Exactly how many lines in the data below contain the string "Point"? Give that number and nothing else.

- - - - -

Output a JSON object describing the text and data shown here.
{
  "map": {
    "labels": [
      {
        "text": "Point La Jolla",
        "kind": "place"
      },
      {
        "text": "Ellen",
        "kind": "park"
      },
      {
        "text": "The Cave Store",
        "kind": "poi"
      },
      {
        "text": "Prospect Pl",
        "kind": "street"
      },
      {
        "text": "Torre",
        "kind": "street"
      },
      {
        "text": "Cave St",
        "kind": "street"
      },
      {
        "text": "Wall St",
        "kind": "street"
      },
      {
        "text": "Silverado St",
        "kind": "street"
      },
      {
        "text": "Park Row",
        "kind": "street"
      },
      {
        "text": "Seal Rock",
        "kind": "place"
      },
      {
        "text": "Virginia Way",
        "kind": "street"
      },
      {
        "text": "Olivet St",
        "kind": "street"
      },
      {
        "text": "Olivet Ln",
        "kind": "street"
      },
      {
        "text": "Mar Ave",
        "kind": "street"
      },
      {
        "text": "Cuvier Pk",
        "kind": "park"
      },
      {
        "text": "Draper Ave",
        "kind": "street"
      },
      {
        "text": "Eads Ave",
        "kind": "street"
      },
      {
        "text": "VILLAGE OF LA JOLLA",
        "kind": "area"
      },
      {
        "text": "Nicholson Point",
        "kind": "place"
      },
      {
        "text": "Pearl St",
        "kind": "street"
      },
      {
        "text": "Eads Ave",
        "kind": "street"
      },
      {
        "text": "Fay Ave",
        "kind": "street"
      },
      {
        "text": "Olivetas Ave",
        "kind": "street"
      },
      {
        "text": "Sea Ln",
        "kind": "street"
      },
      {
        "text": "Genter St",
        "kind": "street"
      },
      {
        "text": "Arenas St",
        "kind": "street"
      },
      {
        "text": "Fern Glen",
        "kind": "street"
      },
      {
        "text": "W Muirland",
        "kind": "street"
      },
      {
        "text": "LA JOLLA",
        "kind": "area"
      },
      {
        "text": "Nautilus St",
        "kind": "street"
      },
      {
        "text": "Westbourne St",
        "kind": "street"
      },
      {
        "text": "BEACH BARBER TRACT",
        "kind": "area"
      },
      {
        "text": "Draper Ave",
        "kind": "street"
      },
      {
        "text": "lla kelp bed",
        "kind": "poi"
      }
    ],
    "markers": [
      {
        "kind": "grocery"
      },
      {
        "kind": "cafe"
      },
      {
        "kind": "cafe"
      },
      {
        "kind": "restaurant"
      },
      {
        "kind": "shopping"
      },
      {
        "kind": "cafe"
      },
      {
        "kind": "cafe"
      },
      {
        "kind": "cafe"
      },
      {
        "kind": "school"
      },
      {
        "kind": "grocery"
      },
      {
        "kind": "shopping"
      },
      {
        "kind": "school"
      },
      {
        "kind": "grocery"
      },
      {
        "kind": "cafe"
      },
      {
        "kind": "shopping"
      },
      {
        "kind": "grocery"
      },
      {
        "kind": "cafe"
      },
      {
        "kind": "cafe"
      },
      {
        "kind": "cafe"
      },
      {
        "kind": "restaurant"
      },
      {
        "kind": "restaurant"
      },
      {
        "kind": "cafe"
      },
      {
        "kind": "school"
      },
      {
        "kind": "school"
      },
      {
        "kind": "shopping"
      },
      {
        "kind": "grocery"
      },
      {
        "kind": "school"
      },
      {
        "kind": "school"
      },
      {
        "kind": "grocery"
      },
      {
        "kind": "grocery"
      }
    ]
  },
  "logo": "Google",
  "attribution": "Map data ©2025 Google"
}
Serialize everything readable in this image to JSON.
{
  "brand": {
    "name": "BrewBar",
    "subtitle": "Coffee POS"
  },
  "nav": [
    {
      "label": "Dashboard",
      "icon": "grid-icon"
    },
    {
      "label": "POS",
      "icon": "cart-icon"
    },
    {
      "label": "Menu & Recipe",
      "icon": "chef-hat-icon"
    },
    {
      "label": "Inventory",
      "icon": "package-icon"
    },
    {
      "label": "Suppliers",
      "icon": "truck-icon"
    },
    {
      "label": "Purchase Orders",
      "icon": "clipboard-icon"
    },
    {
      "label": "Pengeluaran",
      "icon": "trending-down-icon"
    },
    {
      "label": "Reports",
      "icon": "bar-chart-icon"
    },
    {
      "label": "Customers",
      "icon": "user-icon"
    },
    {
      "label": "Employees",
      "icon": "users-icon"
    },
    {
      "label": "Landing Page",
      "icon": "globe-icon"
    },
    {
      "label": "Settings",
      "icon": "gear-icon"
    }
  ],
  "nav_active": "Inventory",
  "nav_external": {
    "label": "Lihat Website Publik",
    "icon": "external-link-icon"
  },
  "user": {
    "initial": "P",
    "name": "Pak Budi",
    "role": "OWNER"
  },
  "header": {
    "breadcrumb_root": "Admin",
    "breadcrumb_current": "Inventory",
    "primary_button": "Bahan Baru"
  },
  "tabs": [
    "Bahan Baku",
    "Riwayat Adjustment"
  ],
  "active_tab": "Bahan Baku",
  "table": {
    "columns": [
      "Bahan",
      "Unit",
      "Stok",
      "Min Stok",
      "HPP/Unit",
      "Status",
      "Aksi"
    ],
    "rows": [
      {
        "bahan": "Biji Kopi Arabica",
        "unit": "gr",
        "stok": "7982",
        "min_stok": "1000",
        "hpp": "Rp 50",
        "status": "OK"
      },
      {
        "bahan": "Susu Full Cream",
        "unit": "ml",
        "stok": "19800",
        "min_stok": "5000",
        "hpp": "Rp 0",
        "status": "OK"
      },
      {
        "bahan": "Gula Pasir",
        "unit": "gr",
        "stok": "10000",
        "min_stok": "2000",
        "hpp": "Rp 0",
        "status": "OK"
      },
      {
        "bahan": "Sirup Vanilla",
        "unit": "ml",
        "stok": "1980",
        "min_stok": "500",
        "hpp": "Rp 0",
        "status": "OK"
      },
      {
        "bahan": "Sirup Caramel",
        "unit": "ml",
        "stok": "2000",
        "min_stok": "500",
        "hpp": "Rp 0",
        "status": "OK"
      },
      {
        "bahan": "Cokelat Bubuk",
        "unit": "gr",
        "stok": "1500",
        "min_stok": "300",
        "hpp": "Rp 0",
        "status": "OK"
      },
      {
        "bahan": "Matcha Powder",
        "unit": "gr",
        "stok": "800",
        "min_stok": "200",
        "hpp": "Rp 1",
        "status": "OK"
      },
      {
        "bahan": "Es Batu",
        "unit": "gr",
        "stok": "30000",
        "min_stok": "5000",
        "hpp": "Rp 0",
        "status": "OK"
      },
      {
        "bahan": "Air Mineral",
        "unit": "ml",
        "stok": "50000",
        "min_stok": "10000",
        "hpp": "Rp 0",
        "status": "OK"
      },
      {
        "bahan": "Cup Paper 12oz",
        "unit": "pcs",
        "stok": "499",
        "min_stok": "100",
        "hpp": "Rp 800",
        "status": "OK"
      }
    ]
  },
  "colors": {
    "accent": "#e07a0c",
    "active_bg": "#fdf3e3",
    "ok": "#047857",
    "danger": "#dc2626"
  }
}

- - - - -

**Solved problem**. 2